Even so, although both the Roman Caesar and Egyptian Queen were doing the dallying — Shakespeare lingo for fooling around — Caesar’s name gets much more credit when talking about leafy greens dressed with the well-loved piquant oil and vinegar concoction than does Cleopatra.
There is such a thing as Cleopatra Salad. It’s a real menu item, but its ingredients are loose. Sometimes it’s a Caesar salad with sliced grilled chicken. Other versions feature an assortment of cheeses, from feta to parmesan to pungent blue.
It seems that the most important part of a Cleopatra (as opposed to a Caesar) salad is that it’s so much more than lettuce, parmesan cheese, anchovies, and croutons. It’s a salad named after a woman. It only makes sense to have a salad with voluptuous flavor — one befitting an Egyptian Queen.

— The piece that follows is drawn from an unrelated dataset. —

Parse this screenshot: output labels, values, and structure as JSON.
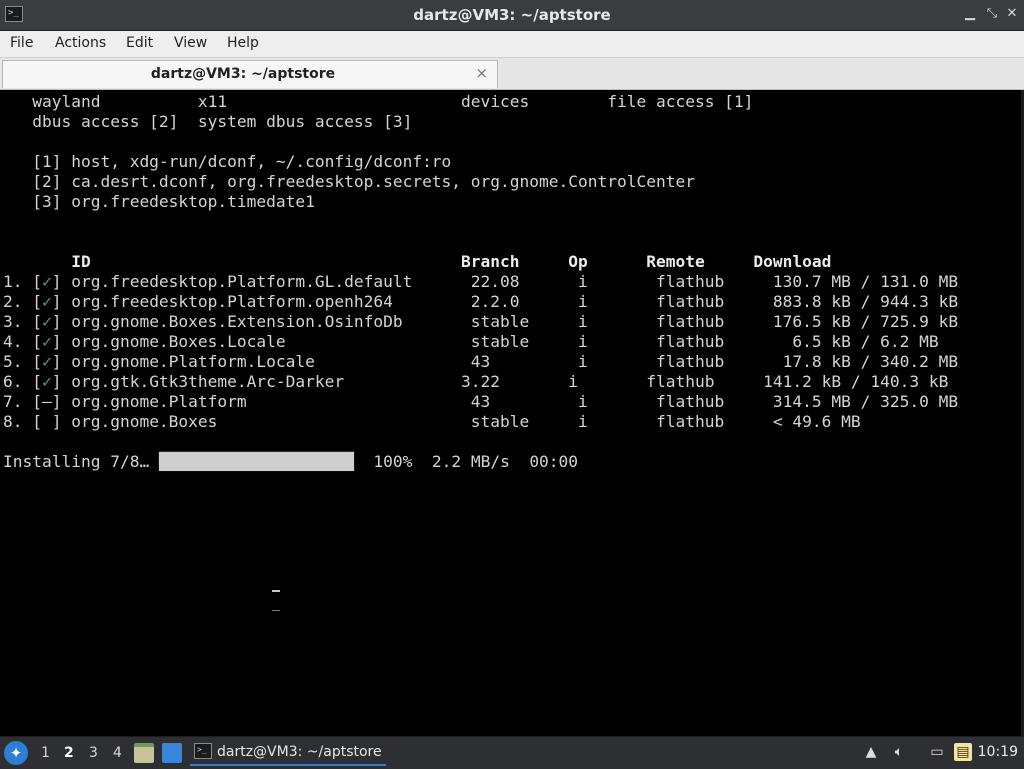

This version features blue cheese, red grapes, and a creamy buttermilk dressing with a tangy tartness, thanks to fresh lemon juice.
Cleopatra Salad with Blue Cheese and Grapes Recipe
- 1 head romaine lettuce, chopped into bite sized pieces, rinsed, and spun dry
- 1 cup red grapes, rinsed and dried
- 4 ounces crumbled blue cheese
- 1/2 cup buttermilk
- 1/4 cup mayonnaise
- 1/4 cup lemon juice
- 1/3 cup extra virgin olive oil
- 1 clove garlic, crushed
- salt and pepper to taste
- 1 cup croutons
Make the salad
Place salad greens, grapes, and cheese in salad bowl.
In small glass bowl or Mason jar with lid, combine buttermilk, mayonnaise, lemon juice, olive oil, garlic, salt, and pepper. Whisk ingredients to emulsify. If using a Mason jar, tighten lid and shake vigorously until liquids are combined.
Sprinkle croutons on top of greens. Dress salad to taste, tossing well.
Refrigerate unused dressing for up to 5 days.